The typical household in Bangladesh, particularly in the villages, includes several generations of extended family. Most marriages are arranged by parents or other relatives, but increasing numbers of educated men and women choose their own partners. Custom and religion among Muslims require that a dowrye offered by the husband to the wife, but it is usually claimed only in the event of separation or at the husband’s death. Divorce is permissible among Muslims, and Muslim law (Sharīʿah) permits limited polygyny, although it is not widespread. Hindus may obtain a separation by application to a court of law.
The main festivals in Bangladesh are religious. The two most important are Eid al-Fitr, which comes at the end of Ramadan, the Muslim month of fasting, and Eid al-Adha, the festival of sacrifice, which falls on the 10th day of the last month of the Islamic calendar. On both occasions families and friends exchange visits.
While rice, pulses, and fish continue to constitute the staple diet of Bangladeshis, shortages of rice since World War II have forced the acceptance of wheat and wheat products as alternatives. Meat, including goat and beef, also is eaten, especially in the towns. At weddings and other festive occasions, seasoned rice (pilau) accompanies highly spiced meat dishes and curries.
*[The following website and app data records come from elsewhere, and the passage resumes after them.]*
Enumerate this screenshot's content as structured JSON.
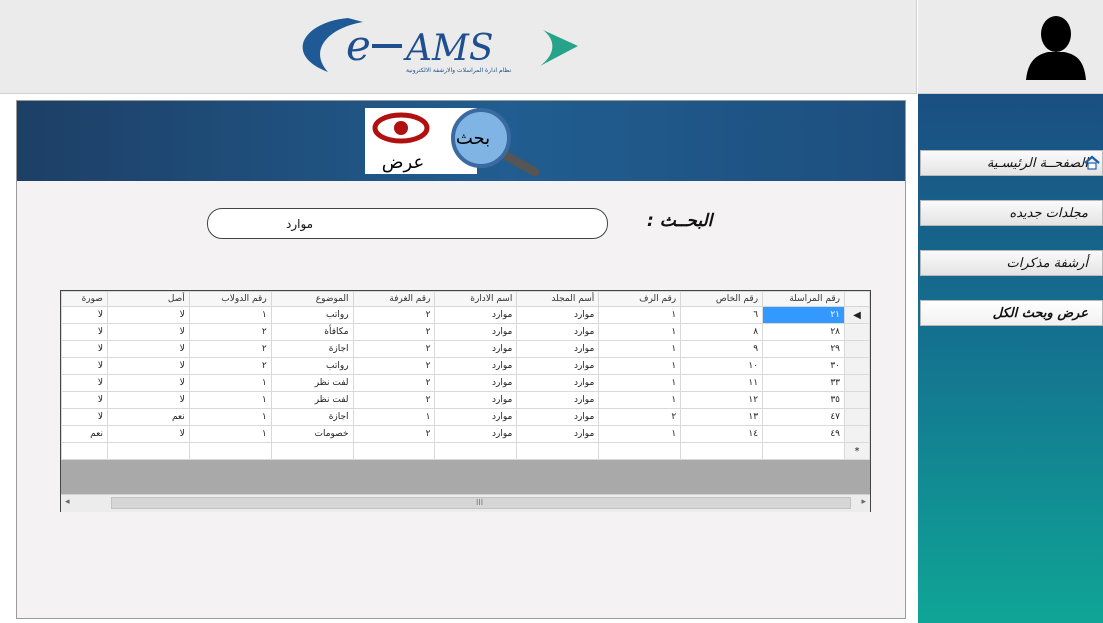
{
  "logo": {
    "text": "e-AMS",
    "tagline": "نظام ادارة المراسلات والارشفة الالكترونية"
  },
  "banner": {
    "icon_text_top": "بحث",
    "icon_text_bottom": "عرض"
  },
  "sidebar": {
    "items": [
      {
        "label": "الصفحــة الرئيسـية",
        "icon": "home-icon"
      },
      {
        "label": "مجلدات جديده"
      },
      {
        "label": "أرشفة مذكرات"
      },
      {
        "label": "عرض وبحث الكل"
      }
    ]
  },
  "search": {
    "label": "البحــث :",
    "value": "موارد"
  },
  "grid": {
    "columns": [
      "رقم المراسلة",
      "رقم الخاص",
      "رقم الرف",
      "أسم المجلد",
      "اسم الادارة",
      "رقم الغرفة",
      "الموضوع",
      "رقم الدولاب",
      "أصل",
      "صورة"
    ],
    "rows": [
      [
        "٢١",
        "٦",
        "١",
        "موارد",
        "موارد",
        "٢",
        "رواتب",
        "١",
        "لا",
        "لا"
      ],
      [
        "٢٨",
        "٨",
        "١",
        "موارد",
        "موارد",
        "٢",
        "مكافأة",
        "٢",
        "لا",
        "لا"
      ],
      [
        "٢٩",
        "٩",
        "١",
        "موارد",
        "موارد",
        "٢",
        "اجازة",
        "٢",
        "لا",
        "لا"
      ],
      [
        "٣٠",
        "١٠",
        "١",
        "موارد",
        "موارد",
        "٢",
        "رواتب",
        "٢",
        "لا",
        "لا"
      ],
      [
        "٣٣",
        "١١",
        "١",
        "موارد",
        "موارد",
        "٢",
        "لفت نظر",
        "١",
        "لا",
        "لا"
      ],
      [
        "٣٥",
        "١٢",
        "١",
        "موارد",
        "موارد",
        "٢",
        "لفت نظر",
        "١",
        "لا",
        "لا"
      ],
      [
        "٤٧",
        "١٣",
        "٢",
        "موارد",
        "موارد",
        "١",
        "اجازة",
        "١",
        "نعم",
        "لا"
      ],
      [
        "٤٩",
        "١٤",
        "١",
        "موارد",
        "موارد",
        "٢",
        "خصومات",
        "١",
        "لا",
        "نعم"
      ]
    ],
    "new_row_marker": "*",
    "current_row_marker": "◀",
    "scroll_grip": "III"
  },
  "colors": {
    "sidebar_top": "#1a4f82",
    "sidebar_bottom": "#0fa596",
    "banner": "#215d90",
    "selected_cell": "#3399ff"
  }
}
Bangladesh is noted for a large variety of milk-based sweets.
The lungi (a length of cloth wrapped around the lower half of the body, comparable to the Malaysian sarong) with a short vest is the most common form of male attire in the countryside and in the less-wealthy sections of urban settlements. Men of the educated classes prefer light cotton trousers called pajamas (from which the English word originates) and a kind of collarless knee-length shirt known as a panjabi. On more formal occasions they dress in a modification of the Western suit. The traditional sherwani and churidar, calf-length tunic and close-fitting trousers, are still seen at weddings, where they are worn along with the turban. The sari is common among women, but girls and younger women, especially students, prefer the shalwar kamiz, a combination of calf-length shirt and baggy silk or cotton trousers gathered at the ankles.
Sports and recreation
During the 20th century, football (soccer) emerged as the preeminent sport in Bangladesh. Field hockey, cricket, tennis, adminton, and wrestling also are popular. Bangladesh made its Olympic debut at the 1984 Summer Games in Los Angeles. Indigenous games of the "touch-and-run" type, however, remain among the favourites of children and youths. One such game, called kabadi, requires each of two teams in turn to send out a player to raid the other's territory. The raider must, while chanting, touch as many opposing players as he can without taking a breath. Kite flying is another traditional pastime enjoyed by young and old alike. The making of elaborate kites from cloth or paper is a distinctive form of visual art as well.
(The above information from Internet)